Today, Tuesday, we all headed to the school during rush hour traffic. It is always an experience driving among the mass of humanity on foot, bikes, scooters, cars, taxis and buses all vying for a place in the traffic. It always seemed we narrowly avoided rubbing up against another car but we felt safe with James at the wheel. We arrived a little late and went straight to our classrooms.
Hunter and I were in one classroom together with Victoria the teacher, while Curtis and Jody were in separate classrooms with Lucy and Howard respectively. It felt a little discombobulated at first to Hunter and me, and the students (all girls!) seemed more interested in talking to Hunter in Mandarin and taking selfies with him than learning English. We would speak words and/or sentences and then the students would repeat them back to us in unison. They would speak very loudly as one but would practically whisper if we asked them to speak alone. They were willing to repeat after us but had a difficult time comprehending questions that were not from the book (where they could look up the answer in the back!).
At the end of the morning, we were asked to attend an all school assembly. We were up on stage outside in front of all the teachers and students when Baoli spoke about Global Volunteers and our purpose here. We then each spoke a few words about ourselves and our own reason for coming on the trip. Hunter was the only one who didn’t need his speech translated as he spoke to the whole student body in Chinese! The students and teachers clapped after each speech and then we were on our way back to the hotel for lunch.
We again dined in the second floor restaurant with some dishes selected by Baoli which we all enjoyed. We then decided to brave public transportation by taking the bus to the Muslim Quarter. Curtis joined us as he wanted to visit the Mosque there (and truth be told, I believe he thought he would never see us again if he didn’t at least guide us there). We arrived there after a thirty minute bus ride through the city. Wow, was the market an assault on the senses! It was full of foreign sounds, smells and sights. Hunter got right to work as a tourist and got scammed for 30 Yuan for taking a picture with the Monkey King (a Chinese character). Life Lesson #1. We then started walking through the market and checking out all the food and goods which were crowded into every conceivable space. The response to Hunter speaking Chinese was very entertaining as everyone who spoke with him would break into a huge smile and try to engage him for as long as possible. By the time they were finished, there would be a line of people waiting for their chance to talk with him. They all commented on his excellent accent and one man even checked under his hat to confirm his hair color, not believing someone so young who was not Chinese could speak so well. We called him ‘Justin’ (Justin Beiber) for the rest of the day. We had a great time and picked up some trinkets for friends and family.
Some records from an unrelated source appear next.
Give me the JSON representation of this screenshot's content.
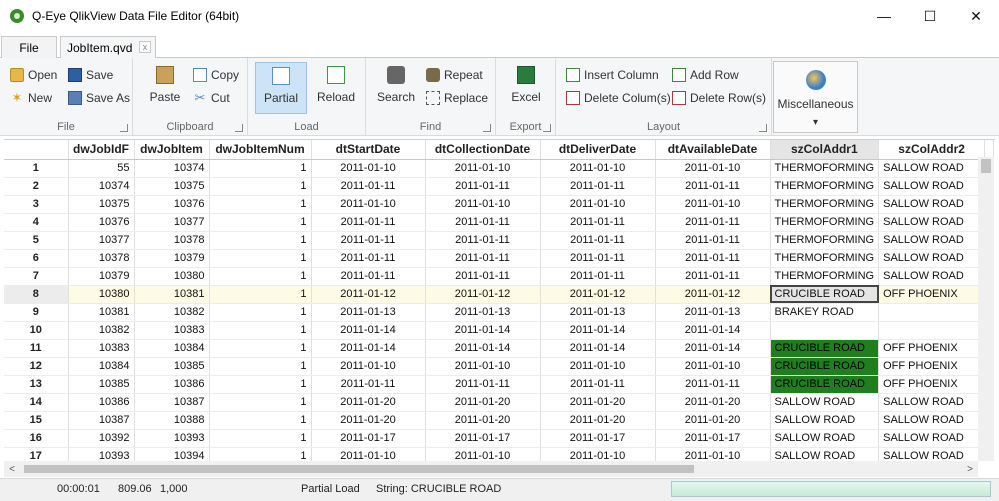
{
  "window": {
    "title": "Q-Eye QlikView Data File Editor (64bit)",
    "minimize_glyph": "—",
    "maximize_glyph": "☐",
    "close_glyph": "✕"
  },
  "tabs": {
    "file": "File",
    "document": "JobItem.qvd",
    "document_close_glyph": "x"
  },
  "ribbon": {
    "file": {
      "label": "File",
      "open": "Open",
      "new": "New",
      "save": "Save",
      "save_as": "Save As"
    },
    "clipboard": {
      "label": "Clipboard",
      "paste": "Paste",
      "copy": "Copy",
      "cut": "Cut"
    },
    "load": {
      "label": "Load",
      "partial": "Partial",
      "reload": "Reload"
    },
    "find": {
      "label": "Find",
      "search": "Search",
      "repeat": "Repeat",
      "replace": "Replace"
    },
    "export": {
      "label": "Export",
      "excel": "Excel"
    },
    "layout": {
      "label": "Layout",
      "insert_column": "Insert Column",
      "delete_columns": "Delete Colum(s)",
      "add_row": "Add Row",
      "delete_rows": "Delete Row(s)"
    },
    "misc": {
      "label": "Miscellaneous",
      "dropdown_glyph": "▾"
    }
  },
  "grid": {
    "columns": [
      "dwJobIdF",
      "dwJobItem",
      "dwJobItemNum",
      "dtStartDate",
      "dtCollectionDate",
      "dtDeliverDate",
      "dtAvailableDate",
      "szColAddr1",
      "szColAddr2"
    ],
    "selected_row": 8,
    "selected_column": "szColAddr1",
    "rows": [
      {
        "n": "1",
        "c": [
          "55",
          "10374",
          "1",
          "2011-01-10",
          "2011-01-10",
          "2011-01-10",
          "2011-01-10",
          "THERMOFORMING",
          "SALLOW ROAD"
        ],
        "green": false
      },
      {
        "n": "2",
        "c": [
          "10374",
          "10375",
          "1",
          "2011-01-11",
          "2011-01-11",
          "2011-01-11",
          "2011-01-11",
          "THERMOFORMING",
          "SALLOW ROAD"
        ],
        "green": false
      },
      {
        "n": "3",
        "c": [
          "10375",
          "10376",
          "1",
          "2011-01-10",
          "2011-01-10",
          "2011-01-10",
          "2011-01-10",
          "THERMOFORMING",
          "SALLOW ROAD"
        ],
        "green": false
      },
      {
        "n": "4",
        "c": [
          "10376",
          "10377",
          "1",
          "2011-01-11",
          "2011-01-11",
          "2011-01-11",
          "2011-01-11",
          "THERMOFORMING",
          "SALLOW ROAD"
        ],
        "green": false
      },
      {
        "n": "5",
        "c": [
          "10377",
          "10378",
          "1",
          "2011-01-11",
          "2011-01-11",
          "2011-01-11",
          "2011-01-11",
          "THERMOFORMING",
          "SALLOW ROAD"
        ],
        "green": false
      },
      {
        "n": "6",
        "c": [
          "10378",
          "10379",
          "1",
          "2011-01-11",
          "2011-01-11",
          "2011-01-11",
          "2011-01-11",
          "THERMOFORMING",
          "SALLOW ROAD"
        ],
        "green": false
      },
      {
        "n": "7",
        "c": [
          "10379",
          "10380",
          "1",
          "2011-01-11",
          "2011-01-11",
          "2011-01-11",
          "2011-01-11",
          "THERMOFORMING",
          "SALLOW ROAD"
        ],
        "green": false
      },
      {
        "n": "8",
        "c": [
          "10380",
          "10381",
          "1",
          "2011-01-12",
          "2011-01-12",
          "2011-01-12",
          "2011-01-12",
          "CRUCIBLE ROAD",
          "OFF PHOENIX"
        ],
        "green": false
      },
      {
        "n": "9",
        "c": [
          "10381",
          "10382",
          "1",
          "2011-01-13",
          "2011-01-13",
          "2011-01-13",
          "2011-01-13",
          "BRAKEY ROAD",
          ""
        ],
        "green": false
      },
      {
        "n": "10",
        "c": [
          "10382",
          "10383",
          "1",
          "2011-01-14",
          "2011-01-14",
          "2011-01-14",
          "2011-01-14",
          "",
          ""
        ],
        "green": false
      },
      {
        "n": "11",
        "c": [
          "10383",
          "10384",
          "1",
          "2011-01-14",
          "2011-01-14",
          "2011-01-14",
          "2011-01-14",
          "CRUCIBLE ROAD",
          "OFF PHOENIX"
        ],
        "green": true
      },
      {
        "n": "12",
        "c": [
          "10384",
          "10385",
          "1",
          "2011-01-10",
          "2011-01-10",
          "2011-01-10",
          "2011-01-10",
          "CRUCIBLE ROAD",
          "OFF PHOENIX"
        ],
        "green": true
      },
      {
        "n": "13",
        "c": [
          "10385",
          "10386",
          "1",
          "2011-01-11",
          "2011-01-11",
          "2011-01-11",
          "2011-01-11",
          "CRUCIBLE ROAD",
          "OFF PHOENIX"
        ],
        "green": true
      },
      {
        "n": "14",
        "c": [
          "10386",
          "10387",
          "1",
          "2011-01-20",
          "2011-01-20",
          "2011-01-20",
          "2011-01-20",
          "SALLOW ROAD",
          "SALLOW ROAD"
        ],
        "green": false
      },
      {
        "n": "15",
        "c": [
          "10387",
          "10388",
          "1",
          "2011-01-20",
          "2011-01-20",
          "2011-01-20",
          "2011-01-20",
          "SALLOW ROAD",
          "SALLOW ROAD"
        ],
        "green": false
      },
      {
        "n": "16",
        "c": [
          "10392",
          "10393",
          "1",
          "2011-01-17",
          "2011-01-17",
          "2011-01-17",
          "2011-01-17",
          "SALLOW ROAD",
          "SALLOW ROAD"
        ],
        "green": false
      },
      {
        "n": "17",
        "c": [
          "10393",
          "10394",
          "1",
          "2011-01-10",
          "2011-01-10",
          "2011-01-10",
          "2011-01-10",
          "SALLOW ROAD",
          "SALLOW ROAD"
        ],
        "green": false
      }
    ]
  },
  "scroll": {
    "left_glyph": "<",
    "right_glyph": ">"
  },
  "status": {
    "elapsed": "00:00:01",
    "value": "809.06",
    "count": "1,000",
    "mode": "Partial Load",
    "string_info": "String: CRUCIBLE ROAD",
    "progress": 1.0
  },
  "colors": {
    "highlight_green": "#1f7f1f",
    "selected_row": "#fdfbe4",
    "ribbon_bg": "#f5f6f7",
    "active_button": "#cde3f7"
  }
}
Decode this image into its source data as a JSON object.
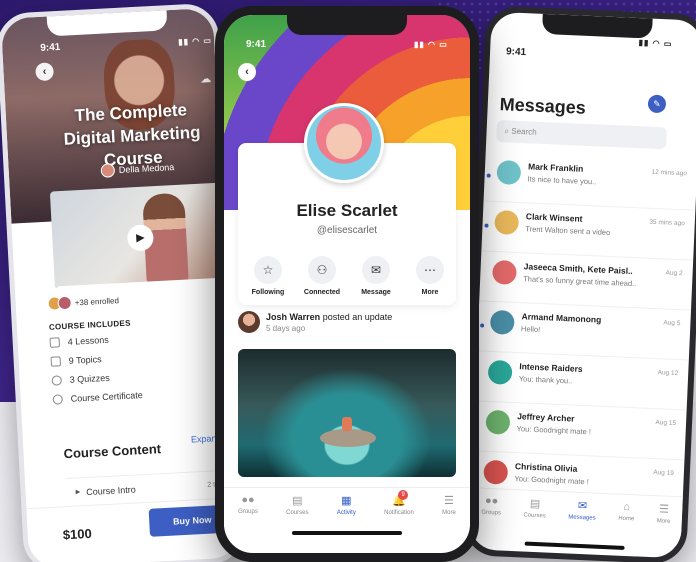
{
  "left_phone": {
    "status_time": "9:41",
    "course_title": "The Complete Digital Marketing Course",
    "author": "Della Medona",
    "enrolled": "+38 enrolled",
    "course_includes_heading": "COURSE INCLUDES",
    "includes": [
      "4 Lessons",
      "9 Topics",
      "3 Quizzes",
      "Course Certificate"
    ],
    "course_content_heading": "Course Content",
    "expand_label": "Expand A",
    "intro_item": "Course Intro",
    "intro_topics": "2 topics",
    "price": "$100",
    "buy_label": "Buy Now"
  },
  "center_phone": {
    "status_time": "9:41",
    "profile_name": "Elise Scarlet",
    "profile_handle": "@elisescarlet",
    "actions": [
      {
        "label": "Following",
        "icon": "following-icon"
      },
      {
        "label": "Connected",
        "icon": "connected-icon"
      },
      {
        "label": "Message",
        "icon": "message-icon"
      },
      {
        "label": "More",
        "icon": "more-icon"
      }
    ],
    "post": {
      "author": "Josh Warren",
      "action": "posted an update",
      "time": "5 days ago"
    },
    "tabs": [
      {
        "label": "Groups",
        "icon": "groups-icon"
      },
      {
        "label": "Courses",
        "icon": "courses-icon"
      },
      {
        "label": "Activity",
        "icon": "activity-icon"
      },
      {
        "label": "Notification",
        "icon": "bell-icon",
        "badge": "9"
      },
      {
        "label": "More",
        "icon": "more-icon"
      }
    ],
    "active_tab": "Activity"
  },
  "right_phone": {
    "status_time": "9:41",
    "title": "Messages",
    "search_placeholder": "Search",
    "messages": [
      {
        "name": "Mark Franklin",
        "text": "Its nice to have you..",
        "time": "12 mins ago",
        "unread": true,
        "avatar_color": "#6fc3c9"
      },
      {
        "name": "Clark Winsent",
        "text": "Trent Walton sent a video",
        "time": "35 mins ago",
        "unread": true,
        "avatar_color": "#e8b85a"
      },
      {
        "name": "Jaseeca Smith, Kete Paisl..",
        "text": "That's so funny great time ahead..",
        "time": "Aug 2",
        "unread": false,
        "avatar_color": "#e46a6a"
      },
      {
        "name": "Armand Mamonong",
        "text": "Hello!",
        "time": "Aug 5",
        "unread": true,
        "avatar_color": "#4a8fa8"
      },
      {
        "name": "Intense Raiders",
        "text": "You: thank you..",
        "time": "Aug 12",
        "unread": false,
        "avatar_color": "#2aa89a"
      },
      {
        "name": "Jeffrey Archer",
        "text": "You: Goodnight mate !",
        "time": "Aug 15",
        "unread": false,
        "avatar_color": "#6db36d"
      },
      {
        "name": "Christina Olivia",
        "text": "You: Goodnight mate !",
        "time": "Aug 19",
        "unread": false,
        "avatar_color": "#d9534f"
      }
    ],
    "tabs": [
      {
        "label": "Groups",
        "icon": "groups-icon"
      },
      {
        "label": "Courses",
        "icon": "courses-icon"
      },
      {
        "label": "Messages",
        "icon": "mail-icon"
      },
      {
        "label": "Home",
        "icon": "home-icon"
      },
      {
        "label": "More",
        "icon": "more-icon"
      }
    ],
    "active_tab": "Messages"
  }
}
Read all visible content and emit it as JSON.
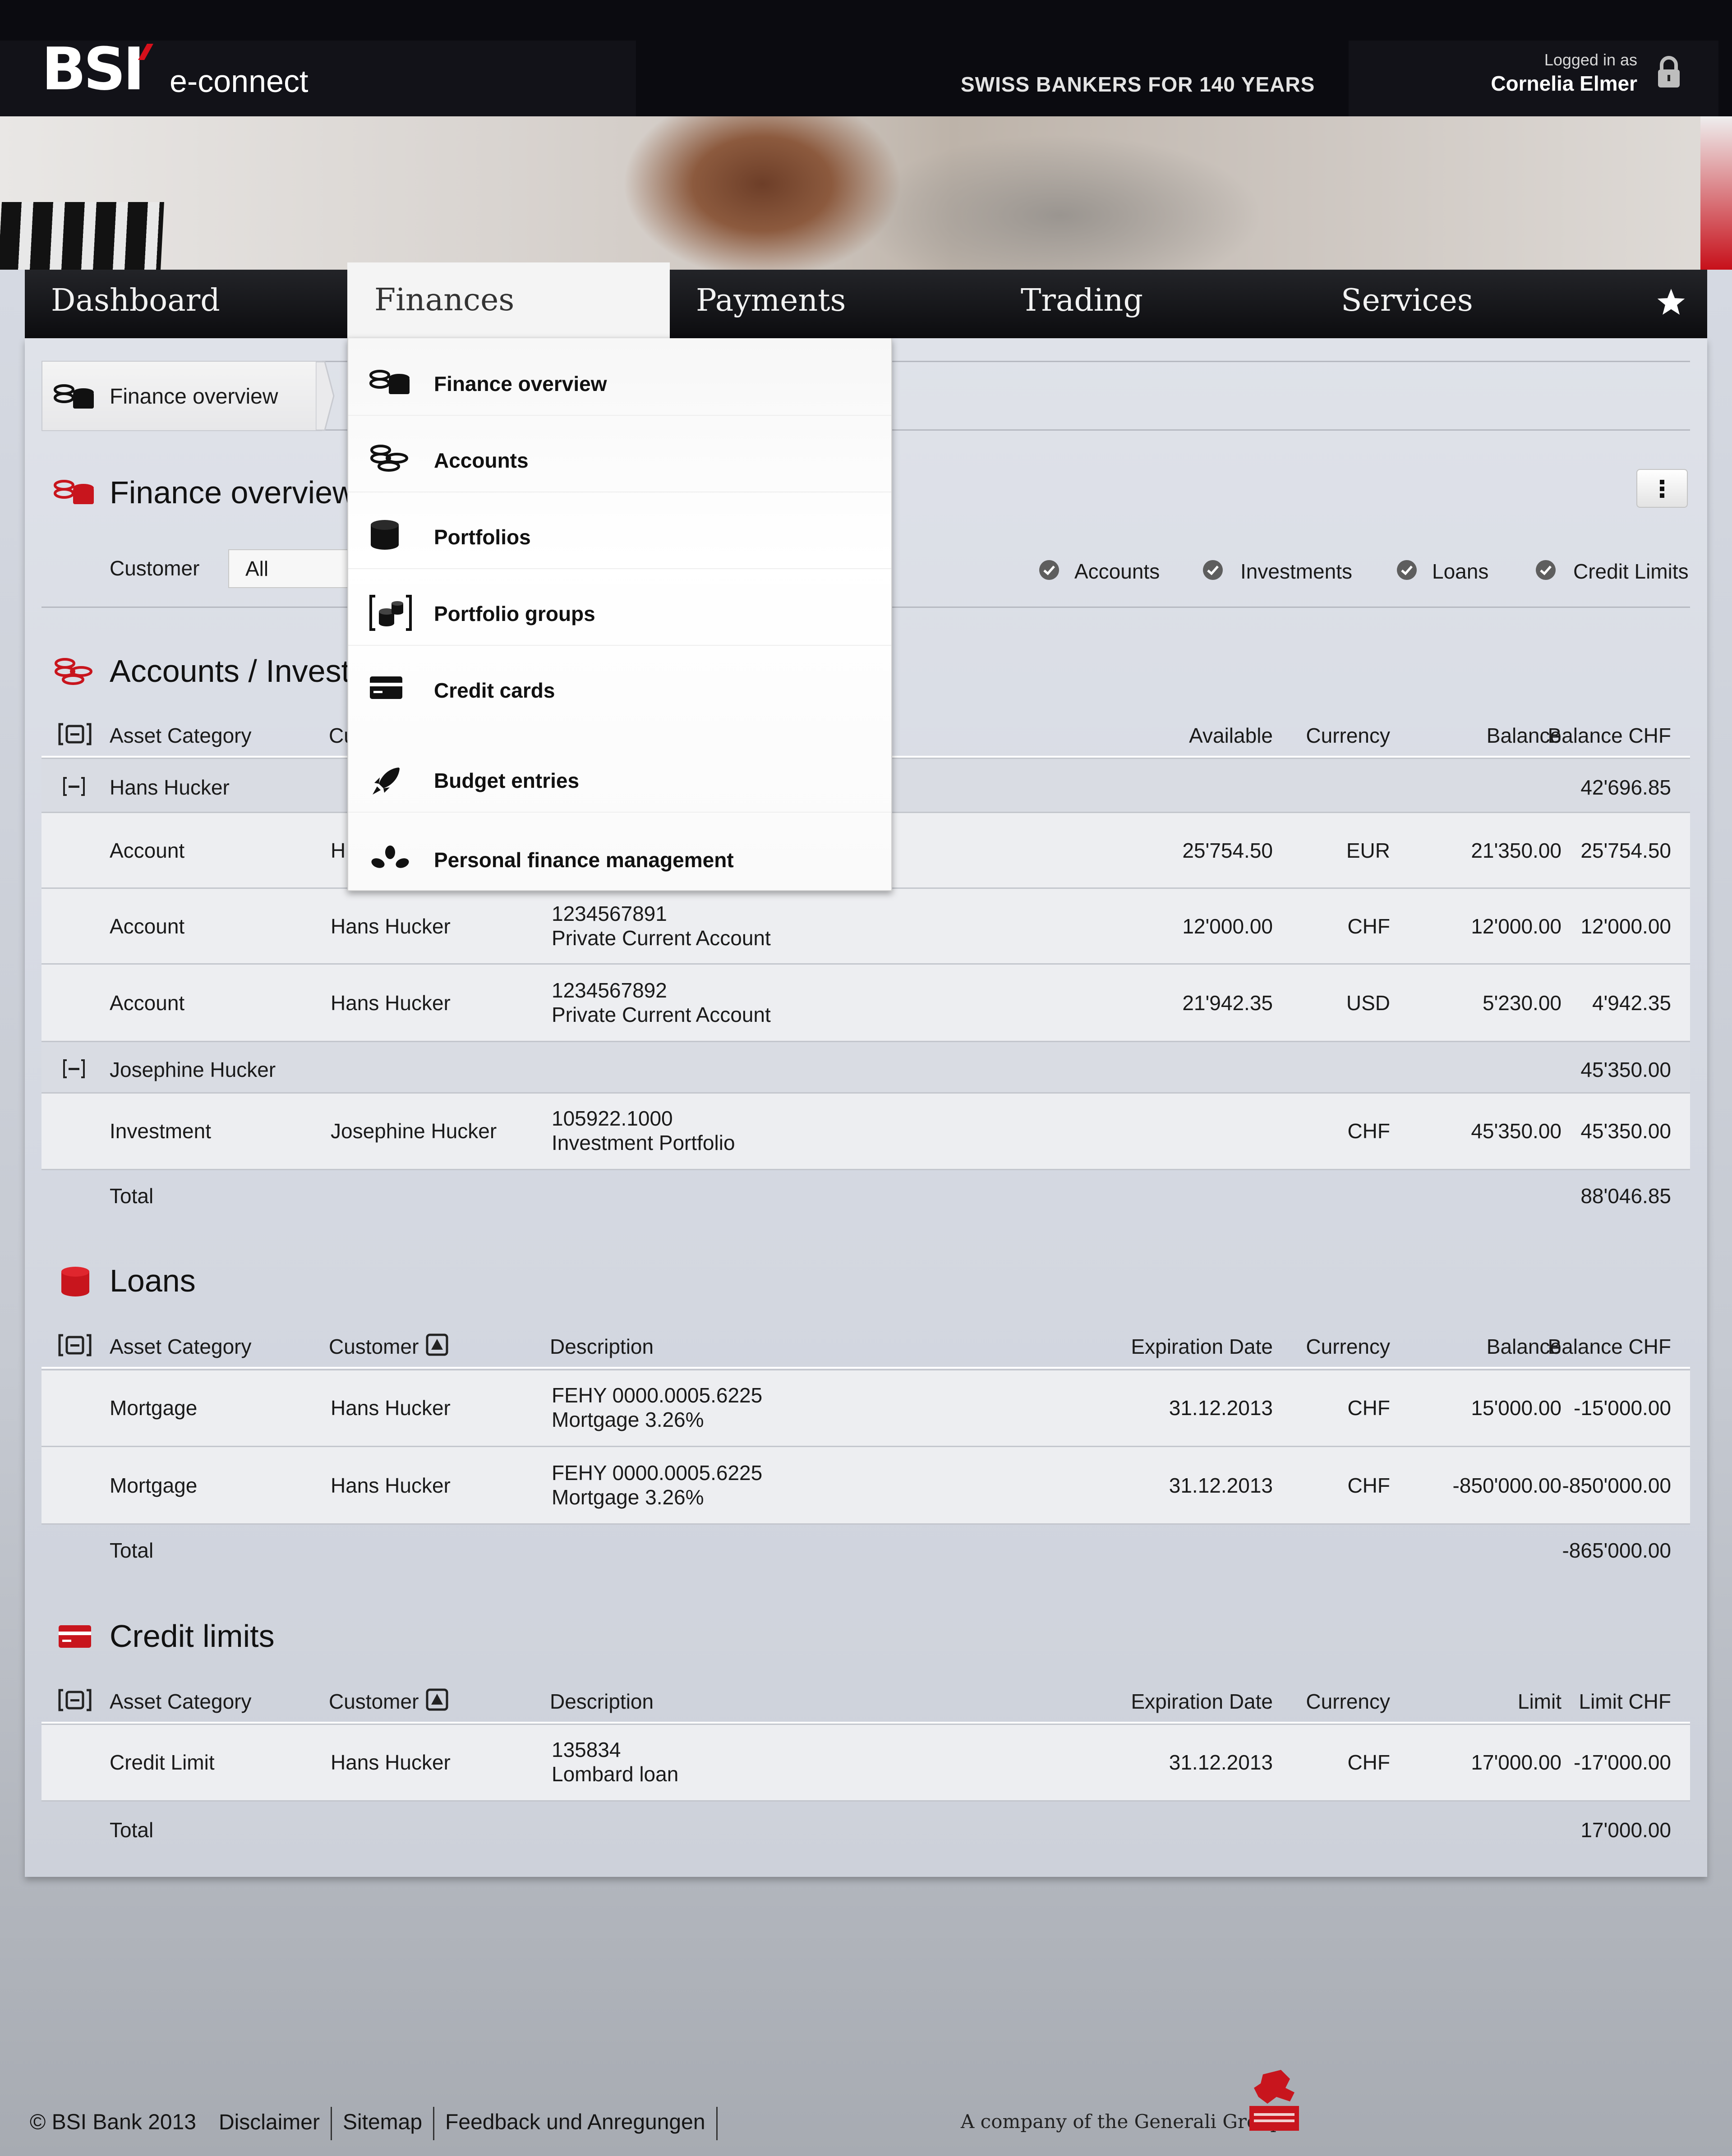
{
  "header": {
    "logo": "BSI",
    "product": "e-connect",
    "slogan": "SWISS BANKERS FOR 140 YEARS",
    "logged_in_label": "Logged in as",
    "user_name": "Cornelia Elmer"
  },
  "nav": {
    "items": [
      "Dashboard",
      "Finances",
      "Payments",
      "Trading",
      "Services"
    ],
    "active": "Finances"
  },
  "breadcrumb": {
    "label": "Finance overview"
  },
  "finances_menu": {
    "items": [
      {
        "label": "Finance overview",
        "icon": "coins-stack-icon"
      },
      {
        "label": "Accounts",
        "icon": "coins-icon"
      },
      {
        "label": "Portfolios",
        "icon": "cylinder-icon"
      },
      {
        "label": "Portfolio groups",
        "icon": "portfolio-group-icon"
      },
      {
        "label": "Credit cards",
        "icon": "credit-card-icon"
      },
      {
        "label": "Budget entries",
        "icon": "rocket-icon"
      },
      {
        "label": "Personal finance management",
        "icon": "leaves-icon"
      }
    ]
  },
  "page": {
    "title": "Finance overview",
    "customer_label": "Customer",
    "customer_value": "All",
    "filters": [
      "Accounts",
      "Investments",
      "Loans",
      "Credit Limits"
    ]
  },
  "accounts": {
    "title": "Accounts / Investments",
    "title_visible": "Accounts / Investr",
    "headers": {
      "asset": "Asset Category",
      "customer": "Cu",
      "available": "Available",
      "currency": "Currency",
      "balance": "Balance",
      "balance_chf": "Balance CHF"
    },
    "groups": [
      {
        "name": "Hans Hucker",
        "total": "42'696.85",
        "rows": [
          {
            "category": "Account",
            "customer": "H",
            "number": "",
            "description": "",
            "available": "25'754.50",
            "currency": "EUR",
            "balance": "21'350.00",
            "balance_chf": "25'754.50"
          },
          {
            "category": "Account",
            "customer": "Hans Hucker",
            "number": "1234567891",
            "description": "Private Current Account",
            "available": "12'000.00",
            "currency": "CHF",
            "balance": "12'000.00",
            "balance_chf": "12'000.00"
          },
          {
            "category": "Account",
            "customer": "Hans Hucker",
            "number": "1234567892",
            "description": "Private Current Account",
            "available": "21'942.35",
            "currency": "USD",
            "balance": "5'230.00",
            "balance_chf": "4'942.35"
          }
        ]
      },
      {
        "name": "Josephine Hucker",
        "total": "45'350.00",
        "rows": [
          {
            "category": "Investment",
            "customer": "Josephine Hucker",
            "number": "105922.1000",
            "description": "Investment Portfolio",
            "available": "",
            "currency": "CHF",
            "balance": "45'350.00",
            "balance_chf": "45'350.00"
          }
        ]
      }
    ],
    "total_label": "Total",
    "total": "88'046.85"
  },
  "loans": {
    "title": "Loans",
    "headers": {
      "asset": "Asset Category",
      "customer": "Customer",
      "description": "Description",
      "expiration": "Expiration Date",
      "currency": "Currency",
      "balance": "Balance",
      "balance_chf": "Balance CHF"
    },
    "rows": [
      {
        "category": "Mortgage",
        "customer": "Hans Hucker",
        "number": "FEHY 0000.0005.6225",
        "description": "Mortgage 3.26%",
        "expiration": "31.12.2013",
        "currency": "CHF",
        "balance": "15'000.00",
        "balance_chf": "-15'000.00"
      },
      {
        "category": "Mortgage",
        "customer": "Hans Hucker",
        "number": "FEHY 0000.0005.6225",
        "description": "Mortgage 3.26%",
        "expiration": "31.12.2013",
        "currency": "CHF",
        "balance": "-850'000.00",
        "balance_chf": "-850'000.00"
      }
    ],
    "total_label": "Total",
    "total": "-865'000.00"
  },
  "credit_limits": {
    "title": "Credit limits",
    "headers": {
      "asset": "Asset Category",
      "customer": "Customer",
      "description": "Description",
      "expiration": "Expiration Date",
      "currency": "Currency",
      "limit": "Limit",
      "limit_chf": "Limit CHF"
    },
    "rows": [
      {
        "category": "Credit Limit",
        "customer": "Hans Hucker",
        "number": "135834",
        "description": "Lombard loan",
        "expiration": "31.12.2013",
        "currency": "CHF",
        "limit": "17'000.00",
        "limit_chf": "-17'000.00"
      }
    ],
    "total_label": "Total",
    "total": "17'000.00"
  },
  "footer": {
    "copyright": "© BSI Bank 2013",
    "links": [
      "Disclaimer",
      "Sitemap",
      "Feedback und Anregungen"
    ],
    "company_text": "A company of the Generali Group"
  },
  "colors": {
    "accent_red": "#d6101b",
    "nav_dark": "#121216",
    "panel_bg": "#dfe2e9"
  }
}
We were not, however, brave enough to do anything more adventurous than take pictures of some of the foods and meats. We got back on the #43 bus and came back to the hotel for a little rest before dinner. Walking back to the hotel, Hunter bought a “King Kone” at an ice cream cart and again made more local friends (some with teeth, some without).